(1) The insurer supposedly failed to make clear that the policyholder did not have any other insurance policies; had the insurer done so the claimant might have made a settlement offer. (Merritt v. Reserve Ins. Co., supra, 34 Cal.App.3d at p. 878.) To this the court answered that any confusion on the existence of other policies was the insured's fault, not the insurer's. (Ibid.)
(2) The insurer supposedly failed to "initiate settlement overtures" to the claimant. (Merritt v. Reserve Ins. Co., supra, 34 Cal.App.3d at p. 878.) Interestingly enough, the court did not reject this basis of liability on the legal ground that an insurer need never "initiate settlement overtures," but on the particular facts of the case before the court: There was no evidence at all to support the conjecture that "overtures" might have been fruitful. (Ibid.) Rather, the existence of a large workers' compensation lien made settlement "impossible." (Ibid.)
(3) The insurer dropped the ball in failing to notify the policyholder on the day of trial that the claimant had just increased the damages in the complaint from $400,000 to $650,000. But that "lapse," said the Merritt court, had nothing to do with any loss of an opportunity to settle within policy limits. It only made settlement less likely. (See Merritt v. Reserve Ins. Co., supra, 34 Cal.App.3d at p. 879.)

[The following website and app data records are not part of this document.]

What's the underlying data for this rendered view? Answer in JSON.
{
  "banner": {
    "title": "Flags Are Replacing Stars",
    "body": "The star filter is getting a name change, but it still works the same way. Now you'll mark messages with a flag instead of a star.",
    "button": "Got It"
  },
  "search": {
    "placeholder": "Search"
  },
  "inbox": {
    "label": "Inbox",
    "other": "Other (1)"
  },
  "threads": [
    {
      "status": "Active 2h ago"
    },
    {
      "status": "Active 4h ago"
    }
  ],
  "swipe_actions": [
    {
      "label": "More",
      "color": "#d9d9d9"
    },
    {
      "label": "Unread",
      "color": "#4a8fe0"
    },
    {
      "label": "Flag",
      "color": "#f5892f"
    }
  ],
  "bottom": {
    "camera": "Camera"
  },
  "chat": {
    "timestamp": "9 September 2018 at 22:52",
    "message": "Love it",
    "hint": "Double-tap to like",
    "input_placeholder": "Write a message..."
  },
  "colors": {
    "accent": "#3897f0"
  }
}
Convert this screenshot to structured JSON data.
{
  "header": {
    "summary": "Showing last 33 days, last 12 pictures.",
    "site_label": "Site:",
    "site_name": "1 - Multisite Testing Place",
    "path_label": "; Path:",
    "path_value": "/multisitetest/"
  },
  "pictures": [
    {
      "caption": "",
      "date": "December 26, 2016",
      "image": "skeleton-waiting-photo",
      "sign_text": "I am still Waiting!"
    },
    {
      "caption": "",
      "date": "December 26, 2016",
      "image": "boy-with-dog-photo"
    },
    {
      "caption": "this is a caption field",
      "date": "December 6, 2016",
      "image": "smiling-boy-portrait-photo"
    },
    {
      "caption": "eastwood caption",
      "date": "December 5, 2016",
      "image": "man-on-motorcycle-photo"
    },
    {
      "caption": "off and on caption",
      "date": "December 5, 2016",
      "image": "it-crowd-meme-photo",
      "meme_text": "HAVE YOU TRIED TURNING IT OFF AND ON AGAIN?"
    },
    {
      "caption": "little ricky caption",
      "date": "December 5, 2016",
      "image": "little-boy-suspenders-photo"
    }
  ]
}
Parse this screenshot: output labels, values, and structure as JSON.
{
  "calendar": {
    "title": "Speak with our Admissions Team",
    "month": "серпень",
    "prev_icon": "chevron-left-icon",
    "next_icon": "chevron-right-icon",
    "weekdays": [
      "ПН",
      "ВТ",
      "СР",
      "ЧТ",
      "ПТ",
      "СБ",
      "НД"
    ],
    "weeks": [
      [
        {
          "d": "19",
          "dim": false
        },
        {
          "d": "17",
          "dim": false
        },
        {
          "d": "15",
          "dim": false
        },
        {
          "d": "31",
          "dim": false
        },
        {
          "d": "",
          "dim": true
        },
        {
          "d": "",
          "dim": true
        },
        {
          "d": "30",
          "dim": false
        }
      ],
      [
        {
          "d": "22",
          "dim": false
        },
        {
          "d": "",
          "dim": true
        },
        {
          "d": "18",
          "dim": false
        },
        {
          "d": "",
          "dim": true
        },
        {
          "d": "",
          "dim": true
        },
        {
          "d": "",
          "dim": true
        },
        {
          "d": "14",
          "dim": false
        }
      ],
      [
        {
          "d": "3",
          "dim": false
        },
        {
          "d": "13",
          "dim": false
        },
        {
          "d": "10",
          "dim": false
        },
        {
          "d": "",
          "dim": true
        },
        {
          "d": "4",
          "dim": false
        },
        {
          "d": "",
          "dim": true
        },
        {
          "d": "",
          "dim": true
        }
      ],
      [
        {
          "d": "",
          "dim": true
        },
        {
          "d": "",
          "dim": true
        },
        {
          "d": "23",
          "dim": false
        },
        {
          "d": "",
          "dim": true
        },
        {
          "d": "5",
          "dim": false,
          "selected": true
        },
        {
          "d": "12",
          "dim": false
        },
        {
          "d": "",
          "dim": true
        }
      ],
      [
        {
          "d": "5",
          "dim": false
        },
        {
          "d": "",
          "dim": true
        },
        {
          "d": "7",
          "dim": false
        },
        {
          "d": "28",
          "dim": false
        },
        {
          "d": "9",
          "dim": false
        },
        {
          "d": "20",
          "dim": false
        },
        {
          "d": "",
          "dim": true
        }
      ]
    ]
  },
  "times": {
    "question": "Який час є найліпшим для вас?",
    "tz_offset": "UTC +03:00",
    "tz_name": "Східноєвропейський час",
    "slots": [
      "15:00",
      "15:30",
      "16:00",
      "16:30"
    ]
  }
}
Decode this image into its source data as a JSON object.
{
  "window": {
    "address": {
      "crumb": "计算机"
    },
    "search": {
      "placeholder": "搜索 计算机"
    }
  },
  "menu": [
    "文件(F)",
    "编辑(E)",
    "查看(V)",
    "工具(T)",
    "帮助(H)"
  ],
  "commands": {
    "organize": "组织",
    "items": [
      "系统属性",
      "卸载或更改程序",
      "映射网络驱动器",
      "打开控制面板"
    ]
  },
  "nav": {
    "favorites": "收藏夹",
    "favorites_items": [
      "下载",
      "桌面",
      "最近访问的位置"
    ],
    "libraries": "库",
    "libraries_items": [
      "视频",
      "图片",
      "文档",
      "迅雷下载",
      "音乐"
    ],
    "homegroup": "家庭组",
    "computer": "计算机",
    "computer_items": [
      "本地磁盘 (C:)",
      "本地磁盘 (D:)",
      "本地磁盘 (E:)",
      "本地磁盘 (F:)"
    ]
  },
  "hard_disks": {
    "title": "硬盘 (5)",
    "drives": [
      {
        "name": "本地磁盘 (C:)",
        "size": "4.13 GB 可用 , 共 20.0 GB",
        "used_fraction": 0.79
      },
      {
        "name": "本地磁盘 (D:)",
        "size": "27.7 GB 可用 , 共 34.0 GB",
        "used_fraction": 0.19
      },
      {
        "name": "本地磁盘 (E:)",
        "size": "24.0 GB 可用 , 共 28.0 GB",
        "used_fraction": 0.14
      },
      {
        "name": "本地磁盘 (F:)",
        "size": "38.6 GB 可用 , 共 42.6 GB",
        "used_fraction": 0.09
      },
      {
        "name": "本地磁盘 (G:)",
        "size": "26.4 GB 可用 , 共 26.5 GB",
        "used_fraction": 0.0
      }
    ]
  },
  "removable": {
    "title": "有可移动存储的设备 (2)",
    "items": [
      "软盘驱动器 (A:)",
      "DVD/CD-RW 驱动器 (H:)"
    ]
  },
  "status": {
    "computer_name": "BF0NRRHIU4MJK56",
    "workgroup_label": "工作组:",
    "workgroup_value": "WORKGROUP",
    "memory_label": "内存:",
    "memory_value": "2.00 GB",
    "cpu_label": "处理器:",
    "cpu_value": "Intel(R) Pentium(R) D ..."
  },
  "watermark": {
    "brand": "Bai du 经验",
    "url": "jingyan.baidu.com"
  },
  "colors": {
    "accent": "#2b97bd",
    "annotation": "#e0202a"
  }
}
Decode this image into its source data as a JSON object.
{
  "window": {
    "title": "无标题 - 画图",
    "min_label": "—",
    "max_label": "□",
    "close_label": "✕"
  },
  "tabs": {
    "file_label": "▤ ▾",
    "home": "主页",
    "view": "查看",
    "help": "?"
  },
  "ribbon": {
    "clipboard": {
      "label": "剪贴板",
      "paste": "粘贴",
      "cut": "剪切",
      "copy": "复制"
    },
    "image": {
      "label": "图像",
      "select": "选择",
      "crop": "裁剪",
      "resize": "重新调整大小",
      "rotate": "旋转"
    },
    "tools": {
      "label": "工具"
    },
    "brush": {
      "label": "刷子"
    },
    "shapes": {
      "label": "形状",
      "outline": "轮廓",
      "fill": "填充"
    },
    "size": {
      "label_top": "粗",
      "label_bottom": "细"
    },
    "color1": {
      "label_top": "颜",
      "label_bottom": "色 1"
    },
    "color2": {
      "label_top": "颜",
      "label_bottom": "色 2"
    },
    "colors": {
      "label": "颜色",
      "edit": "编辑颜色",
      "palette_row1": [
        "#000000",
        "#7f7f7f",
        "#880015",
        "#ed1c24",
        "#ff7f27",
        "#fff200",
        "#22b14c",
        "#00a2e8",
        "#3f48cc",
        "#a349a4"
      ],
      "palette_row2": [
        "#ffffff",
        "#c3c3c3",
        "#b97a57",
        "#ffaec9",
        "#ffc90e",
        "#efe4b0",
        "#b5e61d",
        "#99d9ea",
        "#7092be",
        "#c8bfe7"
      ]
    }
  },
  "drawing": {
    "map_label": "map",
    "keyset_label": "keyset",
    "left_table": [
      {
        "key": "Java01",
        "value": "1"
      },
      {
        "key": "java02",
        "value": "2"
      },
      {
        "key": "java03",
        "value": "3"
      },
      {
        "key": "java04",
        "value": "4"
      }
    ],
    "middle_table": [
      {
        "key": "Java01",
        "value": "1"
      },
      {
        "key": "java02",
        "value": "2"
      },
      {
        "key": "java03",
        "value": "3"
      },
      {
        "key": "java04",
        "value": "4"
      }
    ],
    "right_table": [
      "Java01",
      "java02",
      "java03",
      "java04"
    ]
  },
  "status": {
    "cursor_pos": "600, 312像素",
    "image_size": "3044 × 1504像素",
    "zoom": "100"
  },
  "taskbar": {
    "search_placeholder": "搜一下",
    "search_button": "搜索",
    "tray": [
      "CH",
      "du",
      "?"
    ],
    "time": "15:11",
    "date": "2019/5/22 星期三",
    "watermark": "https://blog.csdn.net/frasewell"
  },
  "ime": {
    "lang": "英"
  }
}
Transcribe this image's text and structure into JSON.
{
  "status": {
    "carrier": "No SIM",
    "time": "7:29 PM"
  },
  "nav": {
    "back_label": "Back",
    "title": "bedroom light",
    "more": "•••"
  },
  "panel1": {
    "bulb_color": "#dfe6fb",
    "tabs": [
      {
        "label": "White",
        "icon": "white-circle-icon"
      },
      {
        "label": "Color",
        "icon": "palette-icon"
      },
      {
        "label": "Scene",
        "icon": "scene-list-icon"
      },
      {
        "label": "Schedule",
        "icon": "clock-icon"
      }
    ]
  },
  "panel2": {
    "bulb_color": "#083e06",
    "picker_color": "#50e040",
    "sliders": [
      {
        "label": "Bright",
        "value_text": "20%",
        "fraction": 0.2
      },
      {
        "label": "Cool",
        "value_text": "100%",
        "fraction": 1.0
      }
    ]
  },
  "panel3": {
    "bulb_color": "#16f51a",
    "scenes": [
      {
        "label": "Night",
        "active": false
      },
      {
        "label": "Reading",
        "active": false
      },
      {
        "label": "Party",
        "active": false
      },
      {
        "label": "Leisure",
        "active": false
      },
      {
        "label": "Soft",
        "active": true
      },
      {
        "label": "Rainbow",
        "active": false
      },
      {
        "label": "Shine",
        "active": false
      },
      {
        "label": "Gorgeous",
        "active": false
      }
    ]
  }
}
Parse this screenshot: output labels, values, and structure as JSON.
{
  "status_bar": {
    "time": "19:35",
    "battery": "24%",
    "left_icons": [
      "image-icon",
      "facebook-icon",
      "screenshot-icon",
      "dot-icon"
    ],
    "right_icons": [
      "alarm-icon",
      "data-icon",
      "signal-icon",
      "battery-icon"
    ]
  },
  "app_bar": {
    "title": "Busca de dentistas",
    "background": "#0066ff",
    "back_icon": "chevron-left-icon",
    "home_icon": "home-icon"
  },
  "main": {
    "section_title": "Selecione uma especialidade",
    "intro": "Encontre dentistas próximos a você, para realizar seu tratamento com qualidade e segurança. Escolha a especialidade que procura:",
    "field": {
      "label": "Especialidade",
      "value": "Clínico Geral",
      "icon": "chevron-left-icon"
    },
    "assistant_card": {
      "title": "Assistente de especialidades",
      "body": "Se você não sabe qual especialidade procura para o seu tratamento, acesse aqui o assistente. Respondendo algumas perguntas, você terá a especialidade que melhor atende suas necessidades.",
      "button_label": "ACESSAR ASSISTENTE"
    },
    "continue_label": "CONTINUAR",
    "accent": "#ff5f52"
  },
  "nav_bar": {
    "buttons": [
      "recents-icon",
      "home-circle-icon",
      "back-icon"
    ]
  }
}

FN 4. On appeal Amex argues that Boicourt has waived the point that Amex should have contacted the policyholder about the claimant's request for policy limits information, because there was no evidence in the summary judgment motion that Amex didn't seek authority from its insured. The argument fundamentally misconstrues the basic rules governing summary judgment motions. As responding party, Boicourt was entitled to have the conflicts and inferences resolved in his favor. An obvious inference from the adjuster's letter on behalf of Amex ("it is their policy not to disclose the amount of the policy limits") is that Amex hadn't sought authority, and it was therefore incumbent on Amex in its papers to show that there was no triable issue as to the fact that it had. Amex not having done so, this court must assume that Amex didn't contact its insured.
Amex's subsidiary argument, that it "had no duty to disclose the limits to Boicourt prior to commencement of the lawsuit," for which it relies on the Griffith case, is mere sophistry borne of the ambiguity in the word "duty." True, under Griffith and section 791.13 of the Insurance Code, Amex had no duty to the claimant to disclose the policy limits to the claimant. But the question in this case is whether Amex had a duty to the policyholder to seek authority from the policyholder to disclose the policy limits to the claimant.
FN 5. How many settlement judges over how many years have lectured litigants on the basic fact of life that there are few, if any, cases where an outcome is absolutely certain?
FN 6. Though, if we may be permitted some dicta on the point, a simple letter to the insured's last known address, saying that a claimant has requested disclosure of the policy limits and enclosing a form in conformity with Insurance Code section 791.13, subdivision (a), should suffice. While an insurer should not put its administrative convenience ahead of the insured's interest in settling within policy limits, we see no reason to require an insurer to do more than is reasonably necessary to give the insured the opportunity to make the disclosure decision.
FN 7. For example, suppose that the only reason Boicourt's attorney did not accept a policy limits offer tendered by the insurer five months after the filing of the complaint was part of a deliberate strategy to "set up" the insurer for this bad faith suit based on a postured rejection of a postfiling settlement limits offer that was really nothing more than the expression of pique that the insurer had stonewalled the prefiling request for policy limits? Would the offer made at that point be timely or untimely? Since the papers supporting Amex's summary judgment motion did not explore the factual background of the question, and the parties have not briefed it, we need not explore it further here.